Thursday, February 28, 2008

Justice League: the New Frontier DVD

If you consider yourself a fan of comic books, then more than likely you have heard about New Frontier by Darwyn Cooke. If you're a fan and never got around to it, but you recognize the name, please pick it up. It's the way the superhero genre was intended to be told. It's something your parents could watch because the way the story is told, all the heroes are brought to life as if they stepped out of our collective memory. "Frontier" is set in the early 1950's. Communism and the space race are hot topics in the film. There is a sense of panic from the general public about these mystery men and women in masks. Batman is seen as a demonic figure, even from a child that he is trying to rescue from an cult. Even Flash's mostly-red costume is subject to ridicule, because of red being associated with Communism. The actual book has a different opening, but is hinted during the prologue about the McCarthy hearings and how he set out to disband superhero teams, such as the Justice Society of America.

Though the movie does not really revolve around the DC Triad (Superman, Batman, Wonder Woman), it focuses more on Hal Jordan, the Green Lantern. As mentioned, the space race is a very hot topic in the film. Hal is a pilot in the air force, but struck down by enemy fire after a ceasefire was called. After he lands on enemy grounds, he had to kill to survive. Not because he was told to by a superior, but for his own life, which in turn makes him seem like a pacifist during wartime. Something not favorable especially post-WWII era.

The main villain of the story isn't one from comic lore. It is an original creation by Cooke himself, an entity known as The Centre. Unlike science-fiction stories of the 1950's in which an alien spacecraft lands on Earth and wants total domination and what have you, there is a role-reversal here. The only aliens that land on Earth are benevolent. One being the Martian Manhunter, a longtime hero in the DC Universe, the other being Abin Sur, the Green Lantern of sector 2814 (Earth) who passes his powers to Jordan. Though The Centre is different, it's been on Earth since creation and evolved to an advanced life form. That to me, meant our only real danger comes from within. Panic and terror will tear any nation apart, no matter how strong the foundation.

The title comes from President Kennedy in his acceptance speech in 1960 to the Democratic National Convention at the Los Angeles Memorial Coliseum as the Democratic nominee. Originally, just a slogan to inspire America to get behind him, the phrase developed into a label for his administration's domestic and foreign programs:

"We stand at the edge of a New Frontier—the frontier of unfulfilled hopes and dreams. It will deal with unsolved problems of peace and war,unconquered pockets of ignorance and prejudice, unanswered questions of poverty and surplus."

In the beginning of the film, we see these metabeings being persecuted. By the end of it, they are trusted and honored by President Kennedy himself. We see how they evolved as they did in real time. Batman in "New Frontier" started out as he looked in the 30's, with the elongated ears and smaller gloves. Later, as time progressed he took in a ward, Robin. Longer gloves and smaller ears on his costume to make him seem more human. When asked about the sudden change, by Superman, he replied "I'm out to scare criminals, not children." Which at first may seem strange coming from such a dark figure in literature, but it once again showcases the positive attitude towards a new era dawning.

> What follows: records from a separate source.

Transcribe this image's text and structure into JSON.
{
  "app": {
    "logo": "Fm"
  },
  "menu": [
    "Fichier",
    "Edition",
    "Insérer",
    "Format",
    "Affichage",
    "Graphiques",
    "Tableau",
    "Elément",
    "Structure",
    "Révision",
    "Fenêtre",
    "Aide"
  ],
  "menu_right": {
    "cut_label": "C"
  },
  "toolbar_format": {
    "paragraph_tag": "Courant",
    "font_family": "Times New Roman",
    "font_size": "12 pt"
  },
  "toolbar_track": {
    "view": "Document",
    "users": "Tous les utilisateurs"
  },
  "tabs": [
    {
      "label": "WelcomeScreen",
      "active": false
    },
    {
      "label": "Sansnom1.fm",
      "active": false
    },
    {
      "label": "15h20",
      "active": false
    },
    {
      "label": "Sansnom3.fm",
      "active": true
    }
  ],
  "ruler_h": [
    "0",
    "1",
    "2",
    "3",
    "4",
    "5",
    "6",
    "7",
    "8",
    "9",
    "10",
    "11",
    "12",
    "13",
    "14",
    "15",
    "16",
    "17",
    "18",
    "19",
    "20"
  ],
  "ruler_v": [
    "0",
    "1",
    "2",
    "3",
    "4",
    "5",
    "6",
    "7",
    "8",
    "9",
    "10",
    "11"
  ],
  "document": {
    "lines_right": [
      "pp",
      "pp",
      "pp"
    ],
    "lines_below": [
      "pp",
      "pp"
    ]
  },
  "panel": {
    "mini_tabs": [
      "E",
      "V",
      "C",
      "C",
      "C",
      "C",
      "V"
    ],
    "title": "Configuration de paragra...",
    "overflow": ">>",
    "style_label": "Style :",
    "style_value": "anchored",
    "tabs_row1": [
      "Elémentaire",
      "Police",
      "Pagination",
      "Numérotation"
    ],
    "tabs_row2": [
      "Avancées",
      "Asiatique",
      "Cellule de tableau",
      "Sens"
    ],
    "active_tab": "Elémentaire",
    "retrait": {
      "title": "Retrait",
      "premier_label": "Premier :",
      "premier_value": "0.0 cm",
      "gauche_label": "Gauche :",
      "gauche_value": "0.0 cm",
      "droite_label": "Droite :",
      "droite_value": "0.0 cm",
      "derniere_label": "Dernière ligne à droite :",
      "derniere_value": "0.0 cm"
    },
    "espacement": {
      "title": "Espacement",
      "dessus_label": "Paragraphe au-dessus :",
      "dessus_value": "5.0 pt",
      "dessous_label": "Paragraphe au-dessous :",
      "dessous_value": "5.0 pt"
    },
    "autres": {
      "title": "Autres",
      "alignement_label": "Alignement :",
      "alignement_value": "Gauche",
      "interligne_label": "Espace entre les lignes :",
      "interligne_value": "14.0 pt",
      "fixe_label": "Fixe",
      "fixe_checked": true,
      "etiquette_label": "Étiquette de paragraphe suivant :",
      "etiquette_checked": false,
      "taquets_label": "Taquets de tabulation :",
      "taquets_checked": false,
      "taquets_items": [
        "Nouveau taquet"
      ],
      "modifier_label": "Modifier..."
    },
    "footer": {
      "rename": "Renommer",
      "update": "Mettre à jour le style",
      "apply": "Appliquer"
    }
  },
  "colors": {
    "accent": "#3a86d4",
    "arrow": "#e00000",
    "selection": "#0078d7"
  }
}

I want to say I loved this movie, but it left me wanting more, as films usually do with only a seventy-five minute length. The Losers, the Blackhawks, and Challengers of the Unknown are just left as cameo roles, instead of somewhat-important plot points as they are seen in the graphic novel. I can say, however, I recommend this movie to anyone who hasn't picked up a comic in years, or maybe not a fan of the superhero genre. It makes us believe again why these characters were created, not just for entertainment, but to inspire us.

To give us hope.
To help us believe that we were meant for something greater than what was handed to us at creation.
To make us believe, that behind all our insecurities and doubt, there is a hero in us.